Born and educated in apartheid South Africa, Andrea practised as a political trial lawyer and human rights advocate, representing victims and opponents of apartheid laws. In 1988 she was appointed solicitor to 25 black defendants in a notorious death penalty case in South Africa and later published an account of her experiences in Upington (Allen & Unwin 1999) which was short-listed for the Alan Paton Non-Fiction Award. In the case of the Upington 25, the judge (there being no jury system in South Africa) applied the ‘common purpose doctrine’ and convicted 25 accused of the murder of one man, a black policeman; 14 of her clients were sentenced to death and her barrister, Namibian human rights advocate, Anton Lubowski, was assassinated a few months later. Soon after Anton’s murder, Andrea came to live in Australia returning to South African to conduct the appeal of the 25 in 1991; 21 of the 25 murder convictions were overturned and all the death sentences were commuted.

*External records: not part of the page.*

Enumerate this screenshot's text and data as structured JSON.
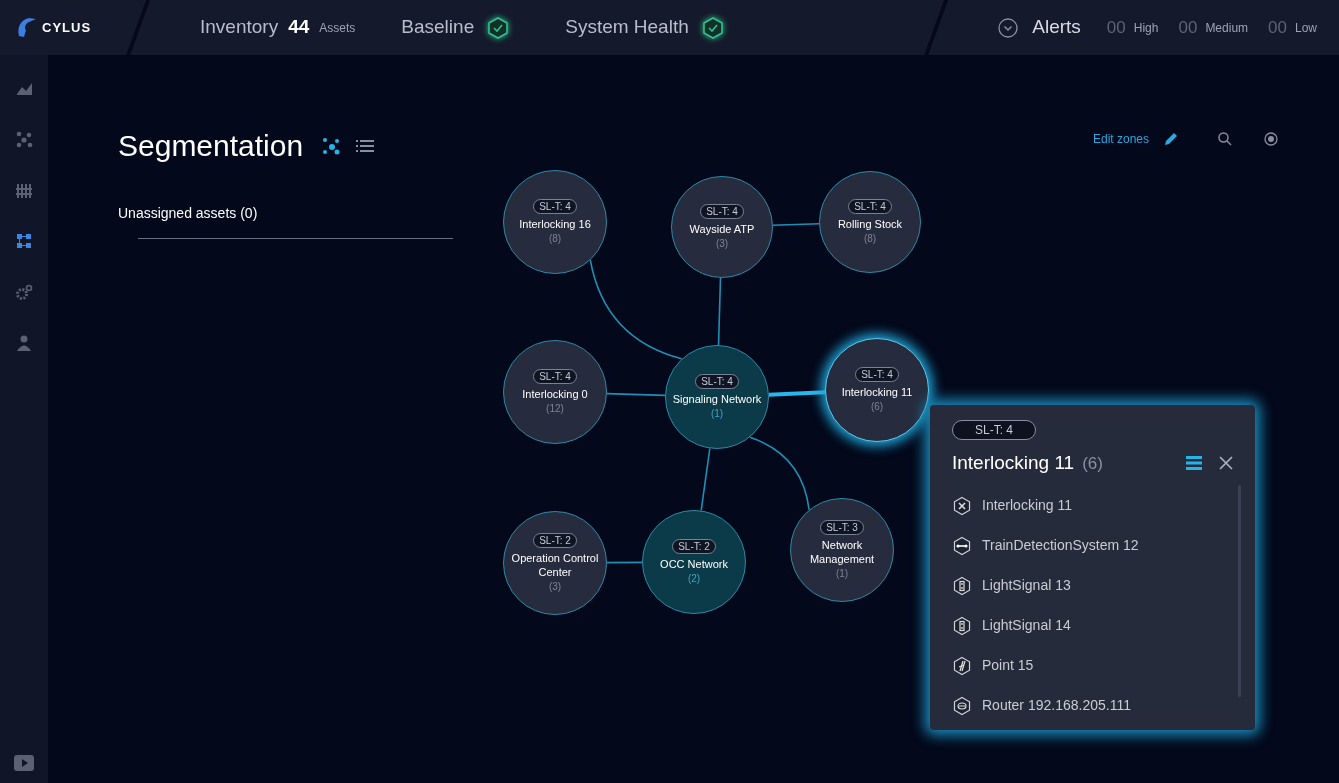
{
  "topbar": {
    "logo": "CYLUS",
    "inventory": {
      "label": "Inventory",
      "count": "44",
      "unit": "Assets"
    },
    "baseline": {
      "label": "Baseline",
      "ok": true
    },
    "system_health": {
      "label": "System Health",
      "ok": true
    },
    "alerts": {
      "label": "Alerts",
      "levels": [
        {
          "count": "00",
          "label": "High"
        },
        {
          "count": "00",
          "label": "Medium"
        },
        {
          "count": "00",
          "label": "Low"
        }
      ]
    }
  },
  "sidebar": {
    "items": [
      {
        "selected": false
      },
      {
        "selected": false
      },
      {
        "selected": false
      },
      {
        "selected": true
      },
      {
        "selected": false
      },
      {
        "selected": false
      }
    ]
  },
  "page": {
    "title": "Segmentation",
    "views": [
      {
        "selected": true
      },
      {
        "selected": false
      }
    ],
    "edit_zones": "Edit zones",
    "unassigned": "Unassigned assets (0)"
  },
  "zones": [
    {
      "level": "SL-T: 4",
      "name": "Interlocking 16",
      "count": "(8)",
      "kind": "zone",
      "selected": false
    },
    {
      "level": "SL-T: 4",
      "name": "Wayside ATP",
      "count": "(3)",
      "kind": "zone",
      "selected": false
    },
    {
      "level": "SL-T: 4",
      "name": "Rolling Stock",
      "count": "(8)",
      "kind": "zone",
      "selected": false
    },
    {
      "level": "SL-T: 4",
      "name": "Interlocking 0",
      "count": "(12)",
      "kind": "zone",
      "selected": false
    },
    {
      "level": "SL-T: 4",
      "name": "Signaling Network",
      "count": "(1)",
      "kind": "network",
      "selected": false
    },
    {
      "level": "SL-T: 4",
      "name": "Interlocking 11",
      "count": "(6)",
      "kind": "zone",
      "selected": true
    },
    {
      "level": "SL-T: 2",
      "name": "Operation Control Center",
      "count": "(3)",
      "kind": "zone",
      "selected": false
    },
    {
      "level": "SL-T: 2",
      "name": "OCC Network",
      "count": "(2)",
      "kind": "network",
      "selected": false
    },
    {
      "level": "SL-T: 3",
      "name": "Network Management",
      "count": "(1)",
      "kind": "zone",
      "selected": false
    }
  ],
  "panel": {
    "level": "SL-T: 4",
    "title": "Interlocking 11",
    "count": "(6)",
    "assets": [
      {
        "kind": "interlocking",
        "name": "Interlocking 11"
      },
      {
        "kind": "detection",
        "name": "TrainDetectionSystem 12"
      },
      {
        "kind": "signal",
        "name": "LightSignal 13"
      },
      {
        "kind": "signal",
        "name": "LightSignal 14"
      },
      {
        "kind": "point",
        "name": "Point 15"
      },
      {
        "kind": "router",
        "name": "Router 192.168.205.111"
      }
    ]
  }
}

The story of the Upington 25 has been made into a documentary, A Common Purpose, which won the 2011 Sydney Film Festival Audience Award for Best Documentary. Since arriving in Australia, Andrea has continued her fight for the rights of others, through her involvement and leadership in many organisations including: the Public Interest Advocacy Centre, the University of New South Wales Faculty of Law, the Administrative Decisions Tribunal and the NSW Law Reform Commission, and as Director of UNSW’s Australian Human Rights Centre. She is currently a member of the board of the NSW Legal Aid Commission, the editorial board of the Australian Journal of Human Rights and the Advisory Council of Jurists of the Asia-Pacific Forum of National Human Rights Institutions. In May 2011, Andrea took up a 6 month part-time appointment as Deputy Sex Discrimination Commissioner at the Australian Human Rights Commission.
Photographer: Diane Macdonald
Location: University of New South Wales